“We owe a great deal to the ancient Indians for teaching us to count.
The Indian culture, as one of the world’s oldest civilizations, has a long history of science and technology. India was a country of sages and philosophers, as well as scholars and scientists, in ancient times. According to research, India was actively contributing to the field of science and technology centuries before modern laboratories were set up, from creating the best steel in the world to teaching the world how to count.
Many of the old Indian thoughts and methodologies have shaped and strengthened the foundations of modern science and technology. While some of these ground-breaking achievements have been recognised, the majority of people are still unaware of them.
So, today on account of Teacher’s day, let’s find out how India has been teaching technology to the rest of the world, while they were still catching up:
1. The invention of zero
The mathematical numeral “zero,” one of the most important inventions of all time, requires little explanation. Aryabhata, a mathematician, was the first to invent a symbol for zero, and it was because of his efforts that mathematical processes such as addition and subtraction began to use the digit zero. The idea of zero and its incorporation into the place-value system also enabled the use of only ten symbols to express numbers of any size.
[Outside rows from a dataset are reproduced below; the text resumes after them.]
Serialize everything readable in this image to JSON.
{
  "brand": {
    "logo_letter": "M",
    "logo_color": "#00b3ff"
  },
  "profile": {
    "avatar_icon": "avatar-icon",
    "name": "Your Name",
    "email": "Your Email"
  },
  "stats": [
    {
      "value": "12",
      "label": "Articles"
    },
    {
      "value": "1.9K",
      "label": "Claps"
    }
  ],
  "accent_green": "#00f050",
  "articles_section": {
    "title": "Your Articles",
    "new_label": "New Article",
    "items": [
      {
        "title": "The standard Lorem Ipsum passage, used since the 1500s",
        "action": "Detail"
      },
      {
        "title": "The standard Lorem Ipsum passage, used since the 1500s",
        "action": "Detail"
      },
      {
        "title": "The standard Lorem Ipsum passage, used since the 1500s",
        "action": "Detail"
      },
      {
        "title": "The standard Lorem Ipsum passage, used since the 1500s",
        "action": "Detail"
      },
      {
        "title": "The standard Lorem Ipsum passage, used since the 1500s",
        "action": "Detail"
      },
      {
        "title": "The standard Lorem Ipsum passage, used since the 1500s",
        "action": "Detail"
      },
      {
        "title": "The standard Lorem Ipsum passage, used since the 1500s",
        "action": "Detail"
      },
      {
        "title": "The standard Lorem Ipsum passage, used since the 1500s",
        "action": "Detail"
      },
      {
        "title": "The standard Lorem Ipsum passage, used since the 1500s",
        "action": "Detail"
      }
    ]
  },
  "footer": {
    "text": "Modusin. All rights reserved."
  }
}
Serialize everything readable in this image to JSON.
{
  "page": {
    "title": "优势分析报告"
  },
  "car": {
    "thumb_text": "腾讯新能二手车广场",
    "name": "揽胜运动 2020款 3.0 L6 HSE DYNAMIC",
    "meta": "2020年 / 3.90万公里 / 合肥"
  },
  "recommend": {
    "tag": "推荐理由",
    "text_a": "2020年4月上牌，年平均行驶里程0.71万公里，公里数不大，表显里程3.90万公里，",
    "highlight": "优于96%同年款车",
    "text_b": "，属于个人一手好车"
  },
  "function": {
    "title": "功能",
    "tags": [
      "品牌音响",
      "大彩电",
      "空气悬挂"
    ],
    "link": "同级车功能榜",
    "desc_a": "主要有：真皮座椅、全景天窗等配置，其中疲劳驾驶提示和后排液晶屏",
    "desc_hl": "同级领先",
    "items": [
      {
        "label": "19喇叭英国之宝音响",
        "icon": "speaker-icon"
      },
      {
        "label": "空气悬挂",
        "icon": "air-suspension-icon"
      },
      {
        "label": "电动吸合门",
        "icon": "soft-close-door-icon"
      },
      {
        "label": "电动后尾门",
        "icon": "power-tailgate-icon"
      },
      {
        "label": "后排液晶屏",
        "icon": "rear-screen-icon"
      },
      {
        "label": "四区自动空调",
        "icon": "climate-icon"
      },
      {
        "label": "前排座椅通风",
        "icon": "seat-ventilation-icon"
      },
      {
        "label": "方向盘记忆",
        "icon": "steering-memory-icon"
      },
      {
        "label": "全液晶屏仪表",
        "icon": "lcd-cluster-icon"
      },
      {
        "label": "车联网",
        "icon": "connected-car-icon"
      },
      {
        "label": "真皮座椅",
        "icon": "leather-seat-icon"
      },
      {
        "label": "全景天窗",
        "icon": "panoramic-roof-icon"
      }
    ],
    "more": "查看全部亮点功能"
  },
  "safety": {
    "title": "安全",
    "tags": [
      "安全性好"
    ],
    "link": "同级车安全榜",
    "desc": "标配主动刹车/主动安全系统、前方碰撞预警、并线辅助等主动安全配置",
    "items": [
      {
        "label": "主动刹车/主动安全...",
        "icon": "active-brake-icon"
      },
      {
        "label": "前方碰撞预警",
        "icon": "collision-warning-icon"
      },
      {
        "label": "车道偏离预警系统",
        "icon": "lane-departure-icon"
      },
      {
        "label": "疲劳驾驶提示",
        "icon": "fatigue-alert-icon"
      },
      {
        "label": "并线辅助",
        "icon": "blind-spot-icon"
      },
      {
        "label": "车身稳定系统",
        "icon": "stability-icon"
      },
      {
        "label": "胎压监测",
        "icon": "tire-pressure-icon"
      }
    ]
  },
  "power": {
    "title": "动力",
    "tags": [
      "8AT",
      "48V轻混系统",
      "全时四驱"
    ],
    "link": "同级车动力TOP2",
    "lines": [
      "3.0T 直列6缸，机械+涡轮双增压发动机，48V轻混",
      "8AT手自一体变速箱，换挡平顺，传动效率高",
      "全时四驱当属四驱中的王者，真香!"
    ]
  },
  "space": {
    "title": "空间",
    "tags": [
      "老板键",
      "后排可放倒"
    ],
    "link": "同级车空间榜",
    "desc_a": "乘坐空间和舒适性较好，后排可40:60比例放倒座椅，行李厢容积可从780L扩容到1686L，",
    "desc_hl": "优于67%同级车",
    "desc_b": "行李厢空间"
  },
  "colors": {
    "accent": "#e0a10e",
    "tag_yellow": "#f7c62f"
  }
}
The first modern equivalent of numeral zero comes from a Hindu astronomer and mathematician Brahmagupta in 628. His symbol to depict the numeral was a dot underneath a number
2. The decimal system
India devised the innovative decimal system, which allows all numbers to be expressed using only ten symbols. Each symbol in this system was given a positional as well as an absolute value. This technique enabled the use of arithmetic in practical inventions considerably faster and easier due to the simplicity of the decimal notation, which aided in calculating.
3. The number system
Indians established a system of various symbols for each number from one to nine as early as 500 BCE. The Arabs adopted this notation system and named it the hind numbers. Centuries later, the western world adopted this notation system, referring to it as Arabic numerals because it was brought to them by Arab traders.
4. Binary digits
Computer programmes are written in binary digits, which is the most basic language. Binary is simply a set of two numbers, 1 and 0, whose combinations are known as bits and bytes. Pingala, a Vedic philosopher, originally introduced the binary number system in his book Chandahstra, which is the earliest known Sanskrit treatise on prosody ( the study of poetic metres and verse).
5. World’s first atomic theory
Kanad, one of ancient India’s most famous scientists, is supposed to have invented the atomic theory centuries before John Dalton was born. He proposed the presence of anu, or little indestructible particles similar to those found in an atom. He also claimed that anu can exist in two states: absolute rest and motion. He also believed that atoms of the same substance united in a particular and synchronised manner to generate dvyanuka (diatomic molecules) and tryanuka (triatomic molecules).
6. Heliocentric theory about the solar system
Much before the world came up with the fact that the earth is round and rotates around the sun, ancient Indian mathematicians used their mathematical skills to produce accurate astronomical interpretations. Aryabhatta was the most important of them all, and his treatise, Aryabhatiya, was the pinnacle of astrological knowledge at the time. He properly proposed the heliocentric theory, which states that the Earth is round, rotates on its own axis, and circles around the Sun. He also predicted solar and lunar eclipses, as well as the length of the day and the distance between the Earth and the Moon.
7. Medical technology
Charaka produced the Charaka Samhita, a basic treatise on the ancient science of Ayurveda, long before Hippocrates was born. Charaka, known as the Father of Indian Medicine, was the first physician to write a treatise that included the concepts of digestion, metabolism, and immunity. For two millennia, Charaka’s ancient preventative medicine manual was a standard work on the subject, and it was translated into numerous foreign languages, including Arabic and Latin. India also taught the world how to perform plastic and cataract surgeries as early as the 6th Century BC.